|Picture: Cardinal Christoph Schönborn (CNA)|
Yesterday I wrote about true friendship and how sometimes true friends, turn out to be only “fair weather friends”. I related this also to our friendship with our Lord, asking whether we are true friends of our Lord or just “fair weather friends”. Are we Catholic because we were born Catholic; are we Catholic because it is part of our culture; or are we Catholic because we have come to know and love our Lord?
I came to be thinking about this because I have for some time been trying to make sense of the constant attacks, by Catholics, on the Church and the Church’s teaching. It frustrates me and causes me to despair when I consider how many dissident Catholic newspapers, organisations, priests, deacons, religious and laity there are, who constantly attack the Church and the teaching of the Church. I can reconcile attacks on the Church and her teaching by non-Catholics, but not attacks by Catholics. I want to understand, if it is at all possible for me to do so, why a professed Catholic would so openly and vehemently resist and attack the Church and her teaching. Why would they seem so intent on destroying the Church and discrediting her teaching, usually under the guise of trying to improve and build the Church?

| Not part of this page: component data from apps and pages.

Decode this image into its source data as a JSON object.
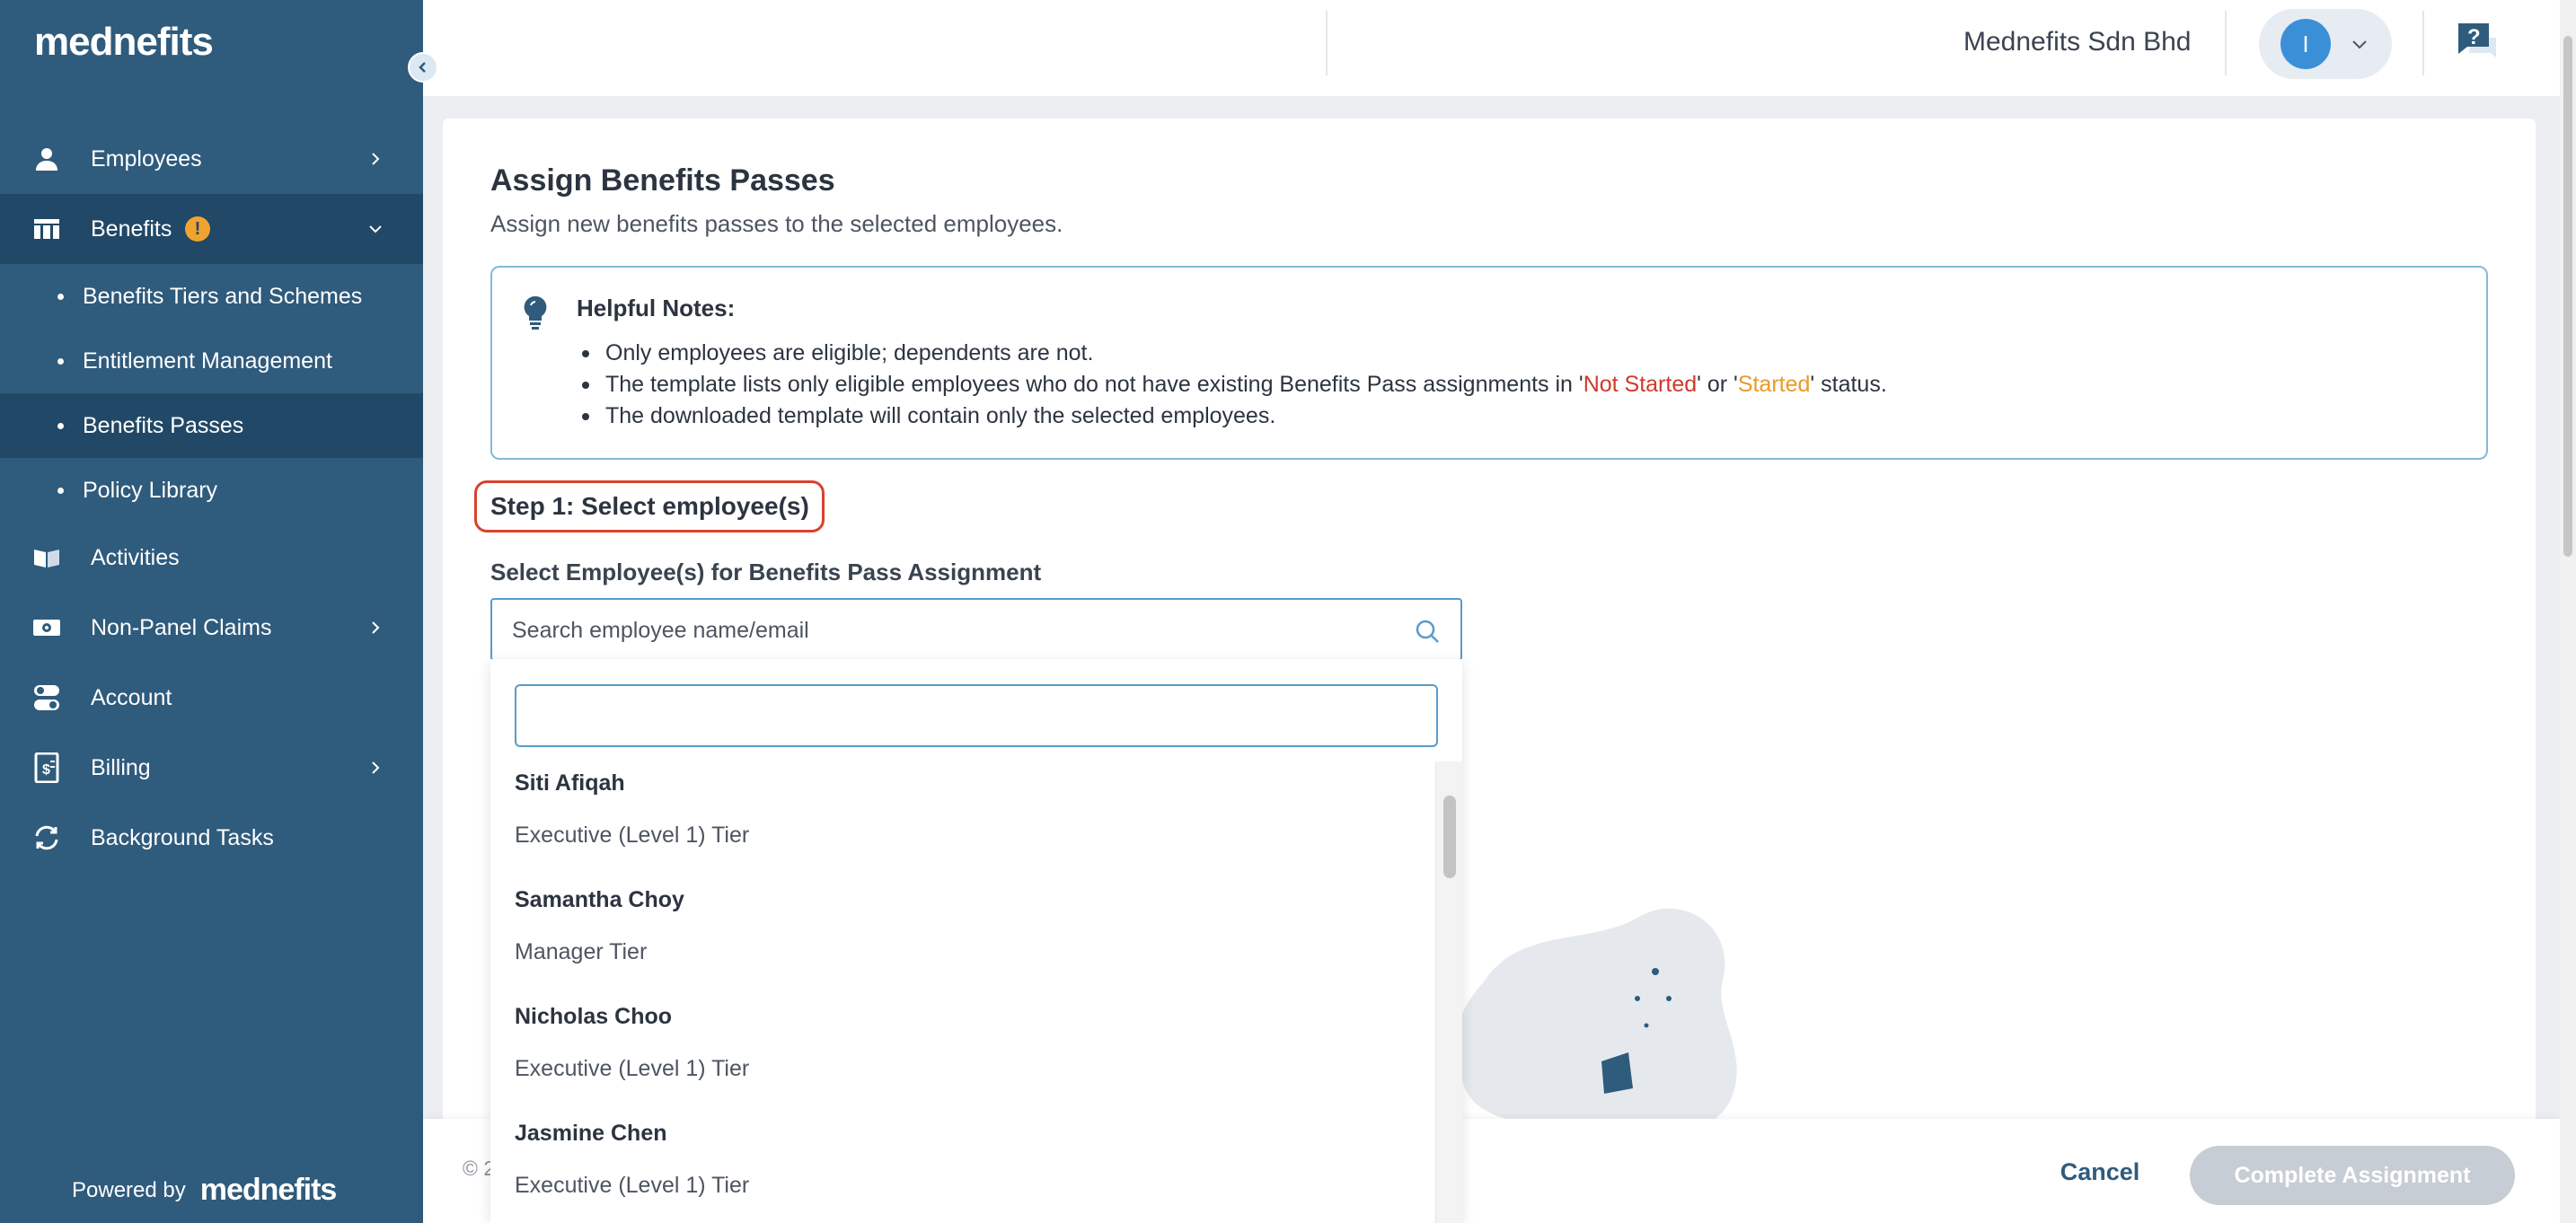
{
  "sidebar": {
    "logo": "mednefits",
    "nav": {
      "employees": "Employees",
      "benefits": "Benefits",
      "benefits_badge": "!",
      "activities": "Activities",
      "non_panel_claims": "Non-Panel Claims",
      "account": "Account",
      "billing": "Billing",
      "background_tasks": "Background Tasks"
    },
    "benefits_sub": {
      "tiers": "Benefits Tiers and Schemes",
      "entitlement": "Entitlement Management",
      "passes": "Benefits Passes",
      "policy": "Policy Library"
    },
    "powered_by": "Powered by",
    "powered_logo": "mednefits"
  },
  "topbar": {
    "company": "Mednefits Sdn Bhd",
    "avatar_initial": "I"
  },
  "page": {
    "title": "Assign Benefits Passes",
    "subtitle": "Assign new benefits passes to the selected employees.",
    "notes_title": "Helpful Notes:",
    "note1": "Only employees are eligible; dependents are not.",
    "note2_pre": "The template lists only eligible employees who do not have existing Benefits Pass assignments in '",
    "note2_not_started": "Not Started",
    "note2_mid": "' or '",
    "note2_started": "Started",
    "note2_post": "' status.",
    "note3": "The downloaded template will contain only the selected employees.",
    "step1": "Step 1: Select employee(s)",
    "select_label": "Select Employee(s) for Benefits Pass Assignment",
    "search_placeholder": "Search employee name/email",
    "dropdown_search_value": ""
  },
  "employees": [
    {
      "name": "Siti Afiqah",
      "tier": "Executive (Level 1) Tier"
    },
    {
      "name": "Samantha Choy",
      "tier": "Manager Tier"
    },
    {
      "name": "Nicholas Choo",
      "tier": "Executive (Level 1) Tier"
    },
    {
      "name": "Jasmine Chen",
      "tier": "Executive (Level 1) Tier"
    }
  ],
  "footer": {
    "copyright": "© 2",
    "cancel": "Cancel",
    "complete": "Complete Assignment"
  },
  "colors": {
    "sidebar": "#2f5b7c",
    "sidebar_active": "#214866",
    "accent": "#3b8fd6",
    "highlight_red": "#d0392b",
    "warning": "#f0a32f"
  }
}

I am not sure whether I will ever really understand this, because there are probably a host of complex reasons for their behaviour. Today, however, I read what Cardinal Schönborn had to say during an interview with the Catholic News Agency on May 14, 2012. He said that “From the very beginning of his ministry, the Pope has stressed that Christian faith, Christian life is not first of all a series of doctrines, not first of all a series of rules, but a deepening friendship with Jesus. He (the Pope) is convinced that without faith you cannot understand Christian morals. Without faith, you cannot understand Christian life. And therefore, I think the big challenge is really to deepen our faith. Call it new evangelization, call it mission – I think it has very much to do with conversion.”[i]

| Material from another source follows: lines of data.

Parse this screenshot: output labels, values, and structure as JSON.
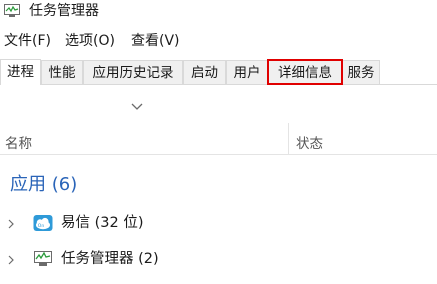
{
  "window": {
    "title": "任务管理器"
  },
  "menu": [
    "文件(F)",
    "选项(O)",
    "查看(V)"
  ],
  "tabs": [
    "进程",
    "性能",
    "应用历史记录",
    "启动",
    "用户",
    "详细信息",
    "服务"
  ],
  "columns": {
    "name": "名称",
    "status": "状态"
  },
  "group": {
    "title": "应用 (6)"
  },
  "rows": [
    {
      "label": "易信 (32 位)",
      "icon": "yixin-cloud-icon"
    },
    {
      "label": "任务管理器 (2)",
      "icon": "task-manager-icon"
    }
  ],
  "colors": {
    "accent": "#2a64b8",
    "highlight": "#e00000"
  }
}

Could this be it? Is the Pope right? Is the resistance towards and attacks on the Church and her teaching because some Catholics haven’t yet developed a true friendship with our Lord, or because they have lost that friendship? Are they seeing the Church and Church’s teaching as just an oppressive institute, with a list of oppressive rules and regulations? Are they, instead of understanding the Church and her teaching in a way that only a true friend can understand another friend, viewing it from the ‘outside’ of the friendship, where they simply don’t get it?

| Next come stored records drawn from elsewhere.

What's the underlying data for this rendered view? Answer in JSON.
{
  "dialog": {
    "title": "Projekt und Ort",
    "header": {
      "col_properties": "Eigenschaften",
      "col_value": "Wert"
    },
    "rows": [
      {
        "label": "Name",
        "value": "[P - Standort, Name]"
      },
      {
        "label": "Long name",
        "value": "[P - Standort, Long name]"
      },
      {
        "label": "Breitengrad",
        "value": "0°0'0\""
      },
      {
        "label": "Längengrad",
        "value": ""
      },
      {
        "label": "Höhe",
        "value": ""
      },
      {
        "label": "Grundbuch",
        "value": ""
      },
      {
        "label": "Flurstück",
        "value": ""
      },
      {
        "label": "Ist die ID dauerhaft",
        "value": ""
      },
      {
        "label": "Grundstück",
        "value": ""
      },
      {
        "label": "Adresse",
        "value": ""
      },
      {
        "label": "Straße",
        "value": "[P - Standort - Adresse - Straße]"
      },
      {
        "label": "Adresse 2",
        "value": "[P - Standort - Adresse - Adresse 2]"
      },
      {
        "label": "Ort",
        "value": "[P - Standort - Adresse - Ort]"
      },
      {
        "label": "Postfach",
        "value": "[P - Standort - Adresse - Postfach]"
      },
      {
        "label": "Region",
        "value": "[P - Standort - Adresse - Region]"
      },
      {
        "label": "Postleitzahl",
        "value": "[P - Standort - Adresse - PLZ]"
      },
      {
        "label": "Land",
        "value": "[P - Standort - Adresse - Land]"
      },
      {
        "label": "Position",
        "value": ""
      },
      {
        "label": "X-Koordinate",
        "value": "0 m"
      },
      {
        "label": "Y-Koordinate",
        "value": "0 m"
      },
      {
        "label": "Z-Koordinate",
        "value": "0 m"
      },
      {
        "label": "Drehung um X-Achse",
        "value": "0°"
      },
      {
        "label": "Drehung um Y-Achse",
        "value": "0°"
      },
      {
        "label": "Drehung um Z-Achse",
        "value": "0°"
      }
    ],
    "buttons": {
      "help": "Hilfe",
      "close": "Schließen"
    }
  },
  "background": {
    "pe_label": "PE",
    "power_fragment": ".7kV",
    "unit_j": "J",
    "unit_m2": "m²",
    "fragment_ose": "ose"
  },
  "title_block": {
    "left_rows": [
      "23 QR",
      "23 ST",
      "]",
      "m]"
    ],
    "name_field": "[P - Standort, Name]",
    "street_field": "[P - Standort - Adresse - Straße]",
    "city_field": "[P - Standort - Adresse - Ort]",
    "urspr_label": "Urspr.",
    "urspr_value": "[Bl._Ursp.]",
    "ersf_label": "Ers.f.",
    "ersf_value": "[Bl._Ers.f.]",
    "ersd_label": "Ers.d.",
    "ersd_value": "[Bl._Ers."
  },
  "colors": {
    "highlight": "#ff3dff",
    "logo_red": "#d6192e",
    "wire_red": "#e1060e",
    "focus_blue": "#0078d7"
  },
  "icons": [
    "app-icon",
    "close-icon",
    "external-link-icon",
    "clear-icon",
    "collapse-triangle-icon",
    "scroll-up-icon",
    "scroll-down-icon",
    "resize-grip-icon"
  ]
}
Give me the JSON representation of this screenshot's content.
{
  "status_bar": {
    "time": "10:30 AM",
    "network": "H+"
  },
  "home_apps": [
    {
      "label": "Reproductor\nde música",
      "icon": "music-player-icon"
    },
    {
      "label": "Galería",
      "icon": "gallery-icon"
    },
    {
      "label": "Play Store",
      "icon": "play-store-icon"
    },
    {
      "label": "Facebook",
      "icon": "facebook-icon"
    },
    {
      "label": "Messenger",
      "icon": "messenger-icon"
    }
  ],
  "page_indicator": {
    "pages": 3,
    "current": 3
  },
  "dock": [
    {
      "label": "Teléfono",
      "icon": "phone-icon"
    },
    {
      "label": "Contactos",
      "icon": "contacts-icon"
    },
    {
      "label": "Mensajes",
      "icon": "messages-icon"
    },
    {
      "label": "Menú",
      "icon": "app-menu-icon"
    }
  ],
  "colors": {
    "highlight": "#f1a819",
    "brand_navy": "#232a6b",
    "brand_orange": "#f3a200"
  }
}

One has to admit that some of the Church's teaching, if taken out of the context of our relationship with our Lord, can, if one really wants it to, take on quite absurd and even sinister tones: traditional marriage can easily be seen as a selfish and bigoted rule to stop homosexual people from being happy; not using contraception could be seen as an ignorant approach to what is a clever human invention that helps all people to enjoy sex responsibly without unwanted pregnancies or sexually transmitted diseases; male only clergy certainly seems archaic and oppressive in the context of the modern world; the sacrament of Confession appears to keep people focussed on the negative, encouraging feelings of guilt and inferiority instead of a positive personal view of oneself; an anti-abortion stance means that poor people remain poor because of having to feed unwanted children, not to mention all the other negative consequences for women who are forced to have children they don’t want; the concept of the Real Presence is just bizarre, a bit like a far fetched vampire movie and actually pretty disgusting when one thinks about actually eating another persons flesh and drinking his blood.
Yet, this same Church and the same teaching, in the context of “a deepening friendship with Jesus”, begins to make complete sense and in fact actually becomes perfectly obvious, necessary and entirely natural for the Christian to accept and live by. In the face of “a deepening friendship with Jesus”, a Christian life without the Church and without her teaching, is what begins to sound absurd and sinister.
The Cardinal may have hit the nail right on the head. Possibly, what we need to do more of in the Church, as a viable and positive response to all the dissident Catholics, is to pray that we will all really “deepen our faith”. Instead of engaging in intellectual disputes to convince dissidents that our Church and her teaching is right, let’s focus on helping others to develop a true friendship with Jesus, because outside of that friendship, it makes no sense whatsoever and will never make any sense. As Pope Benedict XVI says, “without faith you cannot understand Christian morals. Without faith, you cannot understand Christian life.”